Interviews are no doubt very nerve wracking and uncomfortable for most of us. With anything, practise makes perfect but also being prepared calms the nerves too.
Here’s a list from our consultants on how to feel confident on the day.
- Always research the company before hand! If it is a business with stores, then make sure you go in the week before hand to familiarise yourself with product. The last resort should be looking online, unless of course it is an online company, and make sure you fully understand their business before the day.
Arrival time -
- You should be aiming to be 5 – 10 minutes early for your interview. By which we mean, checked in at reception, signed in and able to go to the loo beforehand if needed.

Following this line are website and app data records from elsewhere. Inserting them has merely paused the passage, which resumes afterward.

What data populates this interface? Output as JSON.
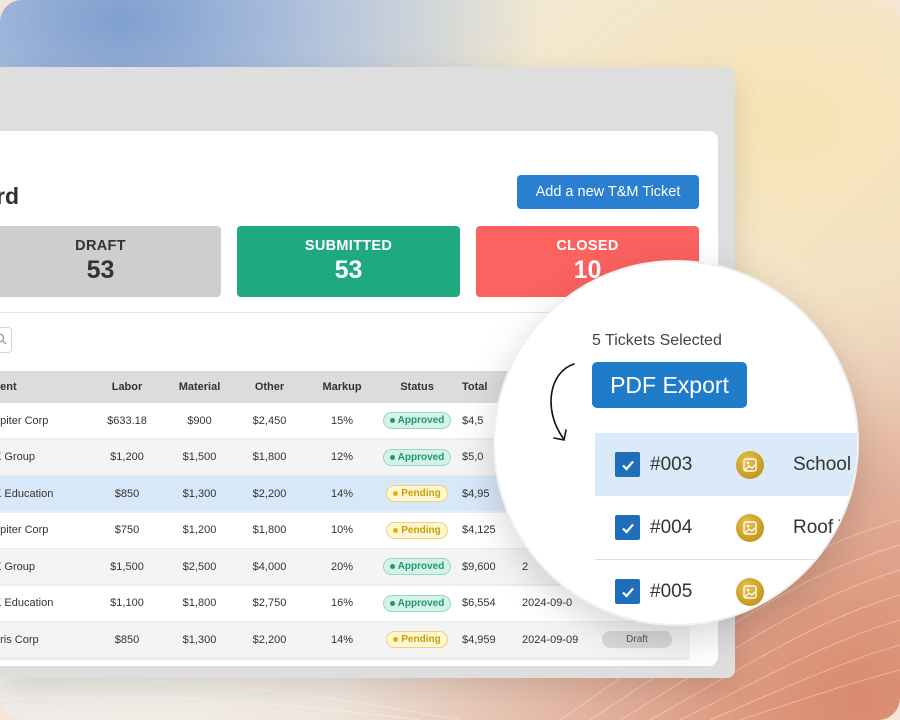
{
  "header": {
    "title_partial": "rd",
    "add_button_label": "Add a new T&M Ticket"
  },
  "stats": [
    {
      "label": "DRAFT",
      "value": "53",
      "color": "#cecece"
    },
    {
      "label": "SUBMITTED",
      "value": "53",
      "color": "#1fa980"
    },
    {
      "label": "CLOSED",
      "value": "10",
      "color": "#fb6260"
    }
  ],
  "table": {
    "columns": [
      "lient",
      "Labor",
      "Material",
      "Other",
      "Markup",
      "Status",
      "Total"
    ],
    "rows": [
      {
        "client": "upiter Corp",
        "labor": "$633.18",
        "material": "$900",
        "other": "$2,450",
        "markup": "15%",
        "status": "Approved",
        "total": "$4,5",
        "date": "",
        "state": ""
      },
      {
        "client": "X Group",
        "labor": "$1,200",
        "material": "$1,500",
        "other": "$1,800",
        "markup": "12%",
        "status": "Approved",
        "total": "$5,0",
        "date": "",
        "state": ""
      },
      {
        "client": "K Education",
        "labor": "$850",
        "material": "$1,300",
        "other": "$2,200",
        "markup": "14%",
        "status": "Pending",
        "total": "$4,95",
        "date": "",
        "state": ""
      },
      {
        "client": "upiter Corp",
        "labor": "$750",
        "material": "$1,200",
        "other": "$1,800",
        "markup": "10%",
        "status": "Pending",
        "total": "$4,125",
        "date": "",
        "state": ""
      },
      {
        "client": "X Group",
        "labor": "$1,500",
        "material": "$2,500",
        "other": "$4,000",
        "markup": "20%",
        "status": "Approved",
        "total": "$9,600",
        "date": "2",
        "state": ""
      },
      {
        "client": "K Education",
        "labor": "$1,100",
        "material": "$1,800",
        "other": "$2,750",
        "markup": "16%",
        "status": "Approved",
        "total": "$6,554",
        "date": "2024-09-0",
        "state": ""
      },
      {
        "client": "bris Corp",
        "labor": "$850",
        "material": "$1,300",
        "other": "$2,200",
        "markup": "14%",
        "status": "Pending",
        "total": "$4,959",
        "date": "2024-09-09",
        "state": "Draft"
      }
    ]
  },
  "magnifier": {
    "selected_text": "5 Tickets Selected",
    "export_label": "PDF Export",
    "tickets": [
      {
        "id": "#003",
        "name": "School I"
      },
      {
        "id": "#004",
        "name": "Roof T"
      },
      {
        "id": "#005",
        "name": ""
      }
    ]
  },
  "colors": {
    "accent": "#2a7fd0",
    "approved": "#1f9a6e",
    "pending": "#e0b000"
  }
}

- If you find yourself outside too early, (it happens!) then wait until its closer to the 5-10 minute buffer before going in. Being super early for an interview is also not a good first impression.
- If you think you are going to be late, call us ASAP so we can notify your interviewer that you are running late. When you arrive apologise sincerely once at the start and then concentrate on having a good interview!
Check your route a day before and then on the day too! -
- If you are in central London then City Mapper and Google Maps are good apps to use.
- Buses are notoriously slow given the traffic, so if you need to get this mode then plan extra time on top of your buffer.
- Outside of London you should check the traffic beforehand and plan parking. Your consultant will know if the client has additional car parking or if you will need to park on the road.
The following sites are useful:
Dress code –
- Ask your consultant on the client’s dress code before hand.
- By and large, going in smart all black or neutral colours with smart shoes is advisable and going on brand.
- It’s always better to air on the side of caution and go smarter.
- We don’t advise trainers unless of course you are interviewing at a sportswear brand and you are wearing their product!
Types of interview:
Retailers - you are advised to visit the actual store where the vacancy is and you may be asked to prepare a S.W.O.T. analysis. Even if you are not required to do this it would be beneficial for you to informally go through this process for yourself, it will certainly help you sound knowledgeable and confident in interview.
Designers - you should add pages to your portfolio that are relevant to the company you hope to join if your portfolio does not already represent their sector of the market.
Entry Level Positions in Buying & Merchandising - you certainly need to brush up on your maths (ratios, percentages and fractions, without a calculator) so you are able to pass any maths test you are asked to take.
We want to make sure you have the best chance of securing a second interview or offer, so if in doubt ask us!